- O.O.C. Is Serious Business: It's the captain from the xenophobic and isolationist Romulans who's most impacted by the message.
- Panspermia: The precursors seeded life in Earth and most other inhabited planets.
- Pardon My Klingon: Nu'Daq does this a lot. So does Picard at one point.
- Plot Hole: So, why exactly did the Yridian ship explode so easily? According to Memory Alpha, there was line scripted for Data that was cut which explained that it was overloading its power generators and this combined with the phaser blast caused it to explode. Though even in the script it wasn't explained why they were overloading them.
- "The Reason You Suck" Speech: Professor Galen gives Picard one for staying on the Enterprise instead of joining him.
- Turns into Parting Words Regret when Galen is killed by the Yridians.
- Retcon: The episode is basically a giant excuse for the Trek franchise's multitudes of Rubber-Forehead Aliens, with very few species outside that shape.
- Rocks Fall, Everyone Dies: Occet comes close to invoking this before Picard and Crusher complete the genetic program.
- Screw the Rules, I'm Doing What's Right!: Picard blows off a Peace Conference to finish Galen's work.
- Survivor's Guilt: Picard briefly feels it for not going with Galen.
- The Worf Effect: It's a different Klingon this time, but Nu'Daq shows us just how physically superior Data is. Data immediately trounces him in arm-wrestling with no apparent effort whatsoever, then he tries a head-butt only to be somehow thrown back a few feet while Data doesn't even flinch.
- Worthless Treasure Twist: The result of the episode-long chase isn't a weapon or a power source, but a message from the beings responsible for humans and humanoid aliens. The Klingons and the Cardassians are not pleased.

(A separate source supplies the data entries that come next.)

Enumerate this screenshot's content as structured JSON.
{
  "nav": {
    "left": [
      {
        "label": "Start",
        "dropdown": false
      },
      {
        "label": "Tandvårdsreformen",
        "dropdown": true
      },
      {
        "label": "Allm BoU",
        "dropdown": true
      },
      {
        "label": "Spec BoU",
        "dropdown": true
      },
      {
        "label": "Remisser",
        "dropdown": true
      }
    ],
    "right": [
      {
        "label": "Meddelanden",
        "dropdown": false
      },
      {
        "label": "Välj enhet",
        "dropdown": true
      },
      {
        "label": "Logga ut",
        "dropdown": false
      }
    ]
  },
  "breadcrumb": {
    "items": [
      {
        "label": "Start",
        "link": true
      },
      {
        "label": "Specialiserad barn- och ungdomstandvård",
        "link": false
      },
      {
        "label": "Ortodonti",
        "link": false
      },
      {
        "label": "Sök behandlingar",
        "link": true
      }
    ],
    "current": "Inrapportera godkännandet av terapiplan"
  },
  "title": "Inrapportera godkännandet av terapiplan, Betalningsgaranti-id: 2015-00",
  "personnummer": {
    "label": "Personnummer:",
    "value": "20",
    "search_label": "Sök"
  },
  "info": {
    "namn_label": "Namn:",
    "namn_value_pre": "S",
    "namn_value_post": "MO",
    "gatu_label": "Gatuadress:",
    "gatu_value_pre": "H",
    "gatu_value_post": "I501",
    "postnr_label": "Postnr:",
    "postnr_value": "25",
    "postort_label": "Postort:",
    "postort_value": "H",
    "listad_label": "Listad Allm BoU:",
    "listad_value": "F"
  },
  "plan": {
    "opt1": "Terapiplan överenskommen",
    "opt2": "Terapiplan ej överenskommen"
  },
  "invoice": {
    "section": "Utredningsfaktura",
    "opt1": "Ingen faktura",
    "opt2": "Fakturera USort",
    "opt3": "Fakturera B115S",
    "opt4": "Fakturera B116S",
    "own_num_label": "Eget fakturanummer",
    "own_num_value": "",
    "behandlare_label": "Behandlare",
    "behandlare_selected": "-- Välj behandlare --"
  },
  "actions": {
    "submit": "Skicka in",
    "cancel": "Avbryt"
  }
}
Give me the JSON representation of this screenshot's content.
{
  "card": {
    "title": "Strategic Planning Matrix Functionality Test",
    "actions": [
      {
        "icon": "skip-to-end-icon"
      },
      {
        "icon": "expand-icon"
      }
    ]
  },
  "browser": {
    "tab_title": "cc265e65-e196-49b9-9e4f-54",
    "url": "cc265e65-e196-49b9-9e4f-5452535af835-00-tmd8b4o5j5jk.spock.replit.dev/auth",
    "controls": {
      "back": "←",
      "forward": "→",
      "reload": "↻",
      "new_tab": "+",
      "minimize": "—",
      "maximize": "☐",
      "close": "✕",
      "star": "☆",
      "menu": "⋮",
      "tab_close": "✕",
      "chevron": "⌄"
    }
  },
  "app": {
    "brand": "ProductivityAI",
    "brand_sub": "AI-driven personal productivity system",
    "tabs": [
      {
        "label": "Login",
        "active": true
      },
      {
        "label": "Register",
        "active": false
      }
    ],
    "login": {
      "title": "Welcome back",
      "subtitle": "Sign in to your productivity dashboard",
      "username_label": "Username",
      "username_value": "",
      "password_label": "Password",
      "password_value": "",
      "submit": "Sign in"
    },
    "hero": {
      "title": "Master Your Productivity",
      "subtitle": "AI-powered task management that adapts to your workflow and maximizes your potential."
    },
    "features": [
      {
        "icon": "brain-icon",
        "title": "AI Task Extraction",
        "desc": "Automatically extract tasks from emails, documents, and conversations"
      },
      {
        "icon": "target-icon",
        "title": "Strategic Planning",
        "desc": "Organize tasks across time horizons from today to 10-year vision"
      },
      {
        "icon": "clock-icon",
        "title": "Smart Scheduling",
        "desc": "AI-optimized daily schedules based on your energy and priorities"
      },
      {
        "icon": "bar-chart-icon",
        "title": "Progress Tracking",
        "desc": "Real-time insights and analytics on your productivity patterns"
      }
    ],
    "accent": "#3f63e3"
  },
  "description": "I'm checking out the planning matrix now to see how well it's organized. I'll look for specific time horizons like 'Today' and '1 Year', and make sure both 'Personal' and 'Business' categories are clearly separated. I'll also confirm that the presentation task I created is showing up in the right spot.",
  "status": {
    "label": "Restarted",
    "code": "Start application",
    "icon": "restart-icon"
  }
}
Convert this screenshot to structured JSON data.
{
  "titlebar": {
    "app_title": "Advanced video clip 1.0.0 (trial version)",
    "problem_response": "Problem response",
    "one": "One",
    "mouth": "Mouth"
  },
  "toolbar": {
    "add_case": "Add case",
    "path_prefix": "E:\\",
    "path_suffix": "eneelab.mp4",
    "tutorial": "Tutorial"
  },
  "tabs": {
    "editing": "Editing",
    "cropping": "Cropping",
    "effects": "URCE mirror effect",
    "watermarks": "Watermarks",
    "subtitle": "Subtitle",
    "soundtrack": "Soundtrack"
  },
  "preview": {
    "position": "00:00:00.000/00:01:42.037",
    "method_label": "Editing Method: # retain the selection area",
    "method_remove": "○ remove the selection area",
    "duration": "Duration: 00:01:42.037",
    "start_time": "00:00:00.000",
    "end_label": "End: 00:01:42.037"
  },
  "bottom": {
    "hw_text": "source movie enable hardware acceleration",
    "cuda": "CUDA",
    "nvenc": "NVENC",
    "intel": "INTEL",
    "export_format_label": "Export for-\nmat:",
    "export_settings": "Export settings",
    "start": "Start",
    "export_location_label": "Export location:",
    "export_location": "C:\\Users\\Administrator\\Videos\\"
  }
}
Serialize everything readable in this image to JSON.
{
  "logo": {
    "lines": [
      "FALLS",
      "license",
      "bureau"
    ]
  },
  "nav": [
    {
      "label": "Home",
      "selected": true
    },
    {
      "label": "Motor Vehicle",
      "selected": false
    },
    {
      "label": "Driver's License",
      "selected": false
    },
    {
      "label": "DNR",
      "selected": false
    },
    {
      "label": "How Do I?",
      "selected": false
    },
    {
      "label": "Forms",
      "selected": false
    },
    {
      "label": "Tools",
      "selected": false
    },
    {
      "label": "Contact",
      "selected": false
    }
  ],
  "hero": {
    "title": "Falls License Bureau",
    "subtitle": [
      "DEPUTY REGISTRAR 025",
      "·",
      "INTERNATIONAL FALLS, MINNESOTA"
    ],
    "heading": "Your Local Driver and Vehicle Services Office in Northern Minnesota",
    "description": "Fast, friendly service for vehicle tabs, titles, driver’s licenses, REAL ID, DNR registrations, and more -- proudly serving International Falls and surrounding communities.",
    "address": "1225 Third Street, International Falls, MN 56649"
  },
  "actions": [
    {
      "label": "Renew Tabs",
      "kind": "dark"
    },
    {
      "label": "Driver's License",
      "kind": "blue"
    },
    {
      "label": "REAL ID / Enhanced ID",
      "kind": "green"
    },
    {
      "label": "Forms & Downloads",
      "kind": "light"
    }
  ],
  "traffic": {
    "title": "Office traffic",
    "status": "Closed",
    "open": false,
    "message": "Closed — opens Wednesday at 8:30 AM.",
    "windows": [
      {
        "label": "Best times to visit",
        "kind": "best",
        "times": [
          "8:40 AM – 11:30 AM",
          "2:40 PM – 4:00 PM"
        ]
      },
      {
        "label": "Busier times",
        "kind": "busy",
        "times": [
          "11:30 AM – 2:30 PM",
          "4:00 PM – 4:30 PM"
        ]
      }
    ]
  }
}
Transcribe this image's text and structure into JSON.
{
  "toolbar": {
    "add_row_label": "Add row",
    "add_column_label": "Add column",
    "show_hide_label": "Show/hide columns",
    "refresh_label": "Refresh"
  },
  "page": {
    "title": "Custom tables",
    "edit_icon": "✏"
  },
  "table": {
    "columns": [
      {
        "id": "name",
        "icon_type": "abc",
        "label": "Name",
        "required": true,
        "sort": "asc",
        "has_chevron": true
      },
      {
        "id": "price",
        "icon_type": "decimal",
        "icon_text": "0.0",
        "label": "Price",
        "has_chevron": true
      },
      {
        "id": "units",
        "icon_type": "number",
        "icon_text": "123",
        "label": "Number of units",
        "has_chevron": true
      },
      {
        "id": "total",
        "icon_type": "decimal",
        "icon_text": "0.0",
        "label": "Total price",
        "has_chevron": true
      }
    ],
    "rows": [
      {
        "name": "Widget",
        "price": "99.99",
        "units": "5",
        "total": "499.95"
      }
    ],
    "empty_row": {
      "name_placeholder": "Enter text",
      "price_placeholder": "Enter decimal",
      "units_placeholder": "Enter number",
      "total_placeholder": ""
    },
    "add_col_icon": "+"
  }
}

- "Yes"/"No" Answer Interpretation: When Picard tells Nu'Daq and Occet that he knows they're both trying to complete Galen's genetic research, neither one of them says anything, which Picard takes as a confirmation.